The age of consent is the minimum age at which an individual is considered legally old enough to consent to participation in sexual activity.Individuals aged 15 or younger in Switzerland are not legally able to consent to sexual activity, and such activity may result in prosecution for statutory rape or the equivalent local law.Switzerland statutory rape law is violated when an individual has consensual sexual contact with a person under age 16.There is a close in age exemption, allowing minors to consent to partners 3 or less years older. A close in age exemptions, commonly known as "Romeo and Juliet law" in the United States, is a law designed to prevent the prosecution of underage couples who engage in consensual sex when both participants are significantly close in age to each other, and one or both are below the age of consent.Citizens of EU-8 member states were granted the same unrestricted free movement rights on .Citizens of Bulgaria and Romania (EU-2) have enjoyed the same rights on trial since 1 June 2016.However, Switzerland applied separate quotas for Croatian nationals from 1 July 2014 to 31 December 2016.Their access to the Swiss labour market remained subject to the provisions of the Foreign Nationals Act.

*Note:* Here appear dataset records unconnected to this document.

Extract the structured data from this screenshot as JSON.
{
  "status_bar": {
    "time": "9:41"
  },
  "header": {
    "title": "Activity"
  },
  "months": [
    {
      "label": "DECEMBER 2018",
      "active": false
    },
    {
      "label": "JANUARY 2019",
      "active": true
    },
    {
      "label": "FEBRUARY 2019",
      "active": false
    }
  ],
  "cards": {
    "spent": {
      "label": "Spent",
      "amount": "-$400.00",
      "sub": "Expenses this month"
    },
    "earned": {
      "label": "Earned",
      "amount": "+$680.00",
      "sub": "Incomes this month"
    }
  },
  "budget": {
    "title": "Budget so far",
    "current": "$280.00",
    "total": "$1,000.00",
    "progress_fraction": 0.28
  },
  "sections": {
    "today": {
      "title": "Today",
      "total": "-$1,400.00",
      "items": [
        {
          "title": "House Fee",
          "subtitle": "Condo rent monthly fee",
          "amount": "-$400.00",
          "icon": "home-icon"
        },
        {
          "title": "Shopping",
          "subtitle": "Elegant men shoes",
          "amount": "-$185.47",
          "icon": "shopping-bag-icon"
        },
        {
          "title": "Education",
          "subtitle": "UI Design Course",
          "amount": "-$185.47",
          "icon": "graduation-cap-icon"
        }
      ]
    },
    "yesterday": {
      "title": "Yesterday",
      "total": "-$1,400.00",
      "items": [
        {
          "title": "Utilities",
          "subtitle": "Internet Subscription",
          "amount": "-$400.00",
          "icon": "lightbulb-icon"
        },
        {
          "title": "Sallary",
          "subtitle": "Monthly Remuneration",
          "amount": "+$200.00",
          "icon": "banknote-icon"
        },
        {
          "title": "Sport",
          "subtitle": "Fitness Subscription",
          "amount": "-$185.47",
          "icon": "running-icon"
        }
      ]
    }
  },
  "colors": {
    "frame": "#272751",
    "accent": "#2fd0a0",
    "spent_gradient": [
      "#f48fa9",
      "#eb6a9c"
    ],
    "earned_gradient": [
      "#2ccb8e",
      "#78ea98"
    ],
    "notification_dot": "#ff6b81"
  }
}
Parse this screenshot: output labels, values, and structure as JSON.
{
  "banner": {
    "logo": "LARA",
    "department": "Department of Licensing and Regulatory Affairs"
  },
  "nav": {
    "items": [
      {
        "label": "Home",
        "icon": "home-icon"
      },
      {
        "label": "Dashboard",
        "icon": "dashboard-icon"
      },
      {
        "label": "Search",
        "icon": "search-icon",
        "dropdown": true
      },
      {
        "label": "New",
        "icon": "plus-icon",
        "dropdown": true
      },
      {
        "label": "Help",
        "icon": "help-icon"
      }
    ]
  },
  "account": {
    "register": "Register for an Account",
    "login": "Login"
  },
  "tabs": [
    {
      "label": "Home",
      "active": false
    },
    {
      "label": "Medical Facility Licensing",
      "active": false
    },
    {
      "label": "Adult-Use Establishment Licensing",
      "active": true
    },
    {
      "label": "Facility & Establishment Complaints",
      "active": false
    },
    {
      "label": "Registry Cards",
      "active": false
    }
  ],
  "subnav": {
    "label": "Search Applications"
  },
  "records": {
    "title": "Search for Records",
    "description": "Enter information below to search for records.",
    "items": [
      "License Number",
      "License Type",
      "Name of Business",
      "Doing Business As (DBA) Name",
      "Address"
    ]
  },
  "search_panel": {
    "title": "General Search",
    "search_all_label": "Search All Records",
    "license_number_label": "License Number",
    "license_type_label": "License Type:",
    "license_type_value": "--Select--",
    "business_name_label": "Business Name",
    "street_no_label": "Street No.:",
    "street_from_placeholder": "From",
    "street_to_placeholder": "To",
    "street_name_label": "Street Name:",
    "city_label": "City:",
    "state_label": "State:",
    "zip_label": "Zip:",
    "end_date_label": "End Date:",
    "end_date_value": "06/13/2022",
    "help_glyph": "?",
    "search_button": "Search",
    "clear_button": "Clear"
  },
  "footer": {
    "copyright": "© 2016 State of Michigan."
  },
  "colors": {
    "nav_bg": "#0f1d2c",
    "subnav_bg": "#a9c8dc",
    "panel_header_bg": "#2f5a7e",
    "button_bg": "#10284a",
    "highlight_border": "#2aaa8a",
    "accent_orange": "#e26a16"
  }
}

A handful of other countries, including the Netherlands, Belgium and Germany have rates closer to the Swiss level.Click any country for details, or view countries with the highest & lowest ages of consent.After a decade of largely unrestricted access to abortion, the rate in Switzerland remains stable and is among the lowest in the world.On 21 June 1999, the European Union (EU) and Switzerland signed the Agreement on the Free Movement of Persons (AFMP).
The AFMP lifts restrictions on EU citizens wishing to live or work in Switzerland.
How is the country achieving the oft-cited formula of ‘safe, legal and rare’?